YOUR INSTRUCTIONS
Gather from the listing below each line that includes the word "structured", and copy it.
(Beginning of AVAILABLE DATA)
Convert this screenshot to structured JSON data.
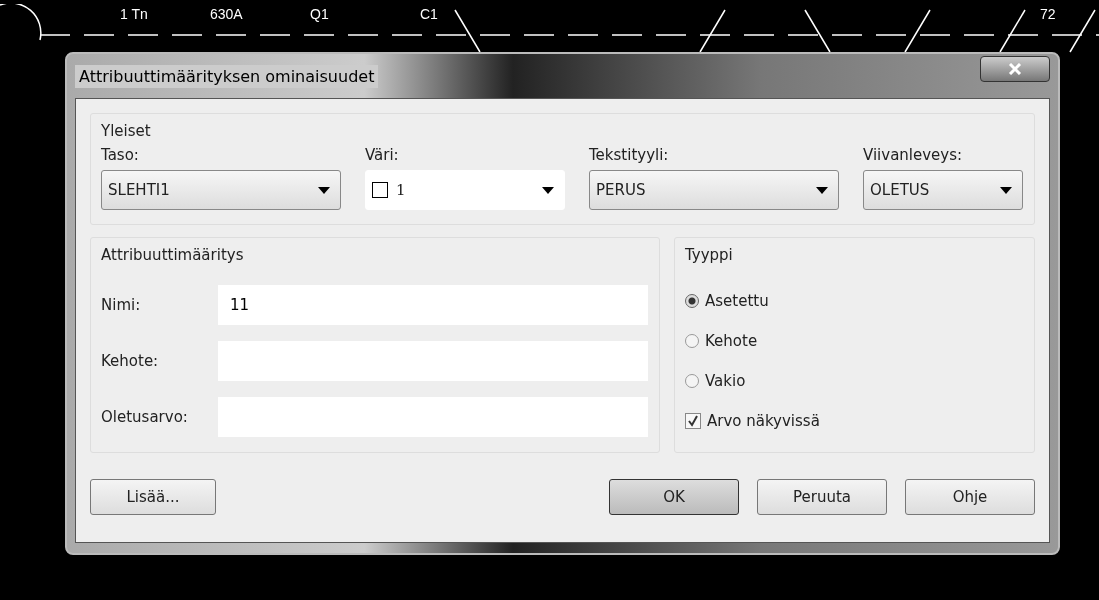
{
  "canvas": {
    "labels": [
      {
        "text": "1 Tn"
      },
      {
        "text": "630A"
      },
      {
        "text": "Q1"
      },
      {
        "text": "C1"
      },
      {
        "text": "72"
      }
    ]
  },
  "window": {
    "title": "Attribuuttimäärityksen ominaisuudet"
  },
  "general": {
    "title": "Yleiset",
    "fields": [
      {
        "label": "Taso:",
        "value": "SLEHTI1",
        "kind": "plain"
      },
      {
        "label": "Väri:",
        "value": "1",
        "kind": "color"
      },
      {
        "label": "Tekstityyli:",
        "value": "PERUS",
        "kind": "plain"
      },
      {
        "label": "Viivanleveys:",
        "value": "OLETUS",
        "kind": "plain"
      }
    ]
  },
  "attribute": {
    "title": "Attribuuttimääritys",
    "fields": [
      {
        "label": "Nimi:",
        "value": "11"
      },
      {
        "label": "Kehote:"
      },
      {
        "label": "Oletusarvo:"
      }
    ]
  },
  "type": {
    "title": "Tyyppi",
    "options": [
      {
        "label": "Asetettu",
        "selected": true
      },
      {
        "label": "Kehote",
        "selected": false
      },
      {
        "label": "Vakio",
        "selected": false
      }
    ],
    "visible": {
      "label": "Arvo näkyvissä",
      "checked": true
    }
  },
  "buttons": {
    "more": "Lisää...",
    "actions": [
      "OK",
      "Peruuta",
      "Ohje"
    ]
  }
}
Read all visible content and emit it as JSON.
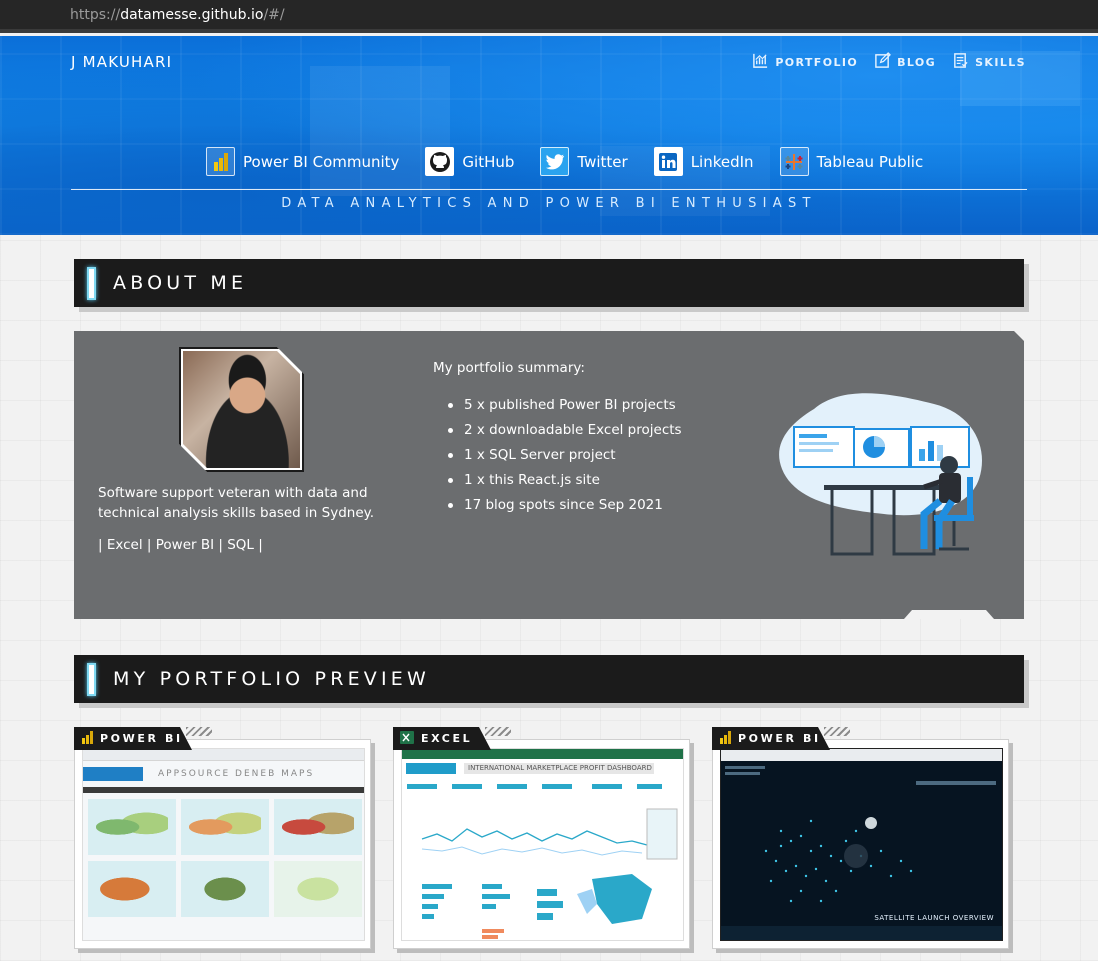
{
  "browser": {
    "url_prefix": "https://",
    "url_host": "datamesse.github.io",
    "url_path": "/#/"
  },
  "header": {
    "brand": "J MAKUHARI",
    "nav": [
      {
        "label": "PORTFOLIO",
        "icon": "chart-icon"
      },
      {
        "label": "BLOG",
        "icon": "edit-icon"
      },
      {
        "label": "SKILLS",
        "icon": "checklist-icon"
      }
    ],
    "social": [
      {
        "label": "Power BI Community",
        "icon": "powerbi-icon"
      },
      {
        "label": "GitHub",
        "icon": "github-icon"
      },
      {
        "label": "Twitter",
        "icon": "twitter-icon"
      },
      {
        "label": "LinkedIn",
        "icon": "linkedin-icon"
      },
      {
        "label": "Tableau Public",
        "icon": "tableau-icon"
      }
    ],
    "tagline": "DATA ANALYTICS AND POWER BI ENTHUSIAST"
  },
  "about": {
    "heading": "ABOUT ME",
    "bio": "Software support veteran with data and technical analysis skills based in Sydney.",
    "skills": "| Excel | Power BI | SQL |",
    "summary_heading": "My portfolio summary:",
    "summary_items": [
      "5 x published Power BI projects",
      "2 x downloadable Excel projects",
      "1 x SQL Server project",
      "1 x this React.js site",
      "17 blog spots since Sep 2021"
    ]
  },
  "portfolio": {
    "heading": "MY PORTFOLIO PREVIEW",
    "cards": [
      {
        "tag": "POWER BI",
        "icon": "powerbi-icon",
        "shot_title": "APPSOURCE DENEB MAPS"
      },
      {
        "tag": "EXCEL",
        "icon": "excel-icon",
        "shot_title": "INTERNATIONAL MARKETPLACE PROFIT DASHBOARD"
      },
      {
        "tag": "POWER BI",
        "icon": "powerbi-icon",
        "shot_title": "SATELLITE LAUNCH OVERVIEW"
      }
    ]
  },
  "colors": {
    "header_blue": "#0b6fd8",
    "panel_gray": "#6b6d6f",
    "section_dark": "#1b1b1b",
    "accent_cyan": "#7fd9f2"
  }
}
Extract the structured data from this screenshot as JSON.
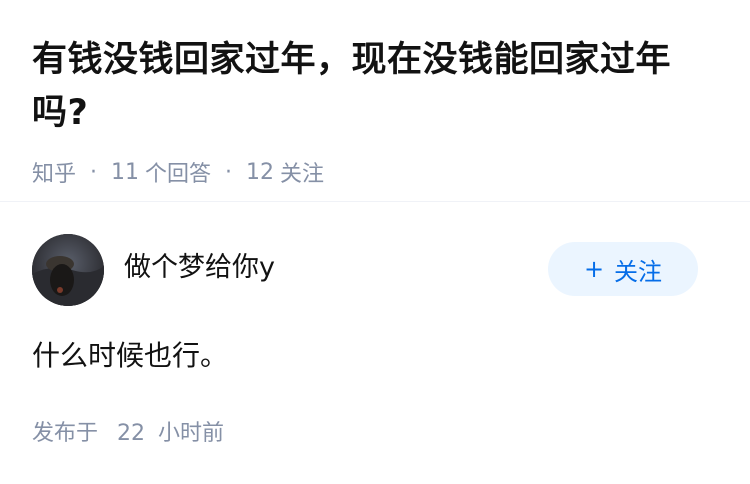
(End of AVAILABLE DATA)
WORKED SOLUTION
Convert this screenshot to structured JSON data.
Extract the structured data from this screenshot as JSON.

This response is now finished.